Content starts

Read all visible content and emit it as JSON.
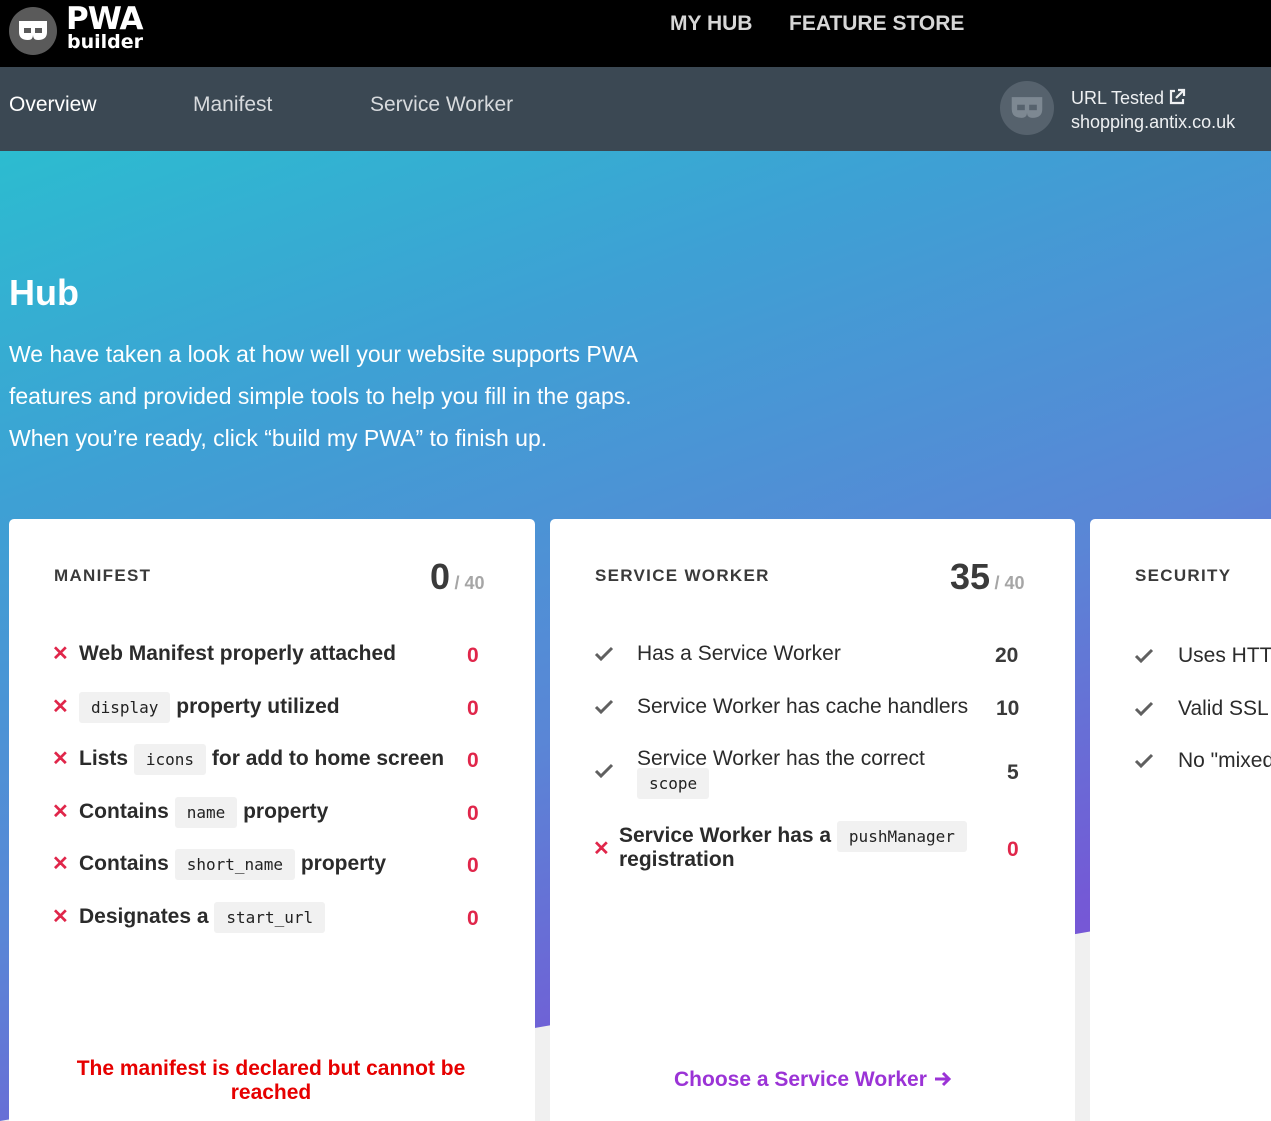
{
  "brand": {
    "line1": "PWA",
    "line2": "builder",
    "logo_icon": "pwa-mask-icon"
  },
  "topnav": {
    "my_hub": "MY HUB",
    "feature_store": "FEATURE STORE"
  },
  "subnav": {
    "tabs": [
      "Overview",
      "Manifest",
      "Service Worker"
    ],
    "active_tab": "Overview",
    "url_tested_label": "URL Tested",
    "url": "shopping.antix.co.uk"
  },
  "hero": {
    "title": "Hub",
    "lines": [
      "We have taken a look at how well your website supports PWA",
      "features and provided simple tools to help you fill in the gaps.",
      "When you’re ready, click “build my PWA” to finish up."
    ]
  },
  "manifest_card": {
    "title": "MANIFEST",
    "score": "0",
    "max": "/ 40",
    "items": [
      {
        "pre": "Web Manifest properly attached",
        "code": "",
        "post": "",
        "points": "0",
        "status": "fail"
      },
      {
        "pre": "",
        "code": "display",
        "post": "property utilized",
        "points": "0",
        "status": "fail"
      },
      {
        "pre": "Lists",
        "code": "icons",
        "post": "for add to home screen",
        "points": "0",
        "status": "fail"
      },
      {
        "pre": "Contains",
        "code": "name",
        "post": "property",
        "points": "0",
        "status": "fail"
      },
      {
        "pre": "Contains",
        "code": "short_name",
        "post": "property",
        "points": "0",
        "status": "fail"
      },
      {
        "pre": "Designates a",
        "code": "start_url",
        "post": "",
        "points": "0",
        "status": "fail"
      }
    ],
    "error": "The manifest is declared but cannot be reached"
  },
  "sw_card": {
    "title": "SERVICE WORKER",
    "score": "35",
    "max": "/ 40",
    "items": [
      {
        "text": "Has a Service Worker",
        "points": "20",
        "status": "pass"
      },
      {
        "text": "Service Worker has cache handlers",
        "points": "10",
        "status": "pass"
      },
      {
        "text": "Service Worker has the correct",
        "code": "scope",
        "points": "5",
        "status": "pass"
      },
      {
        "text": "Service Worker has a",
        "code": "pushManager",
        "text2": "registration",
        "points": "0",
        "status": "fail"
      }
    ],
    "action": "Choose a Service Worker"
  },
  "security_card": {
    "title": "SECURITY",
    "items": [
      "Uses HTTP",
      "Valid SSL c",
      "No \"mixed"
    ]
  },
  "colors": {
    "fail": "#e0264a",
    "action": "#9b33d6",
    "topbar": "#000000",
    "subnav": "#3b4853"
  }
}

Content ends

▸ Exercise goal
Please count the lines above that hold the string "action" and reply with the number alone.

▸ Task response
2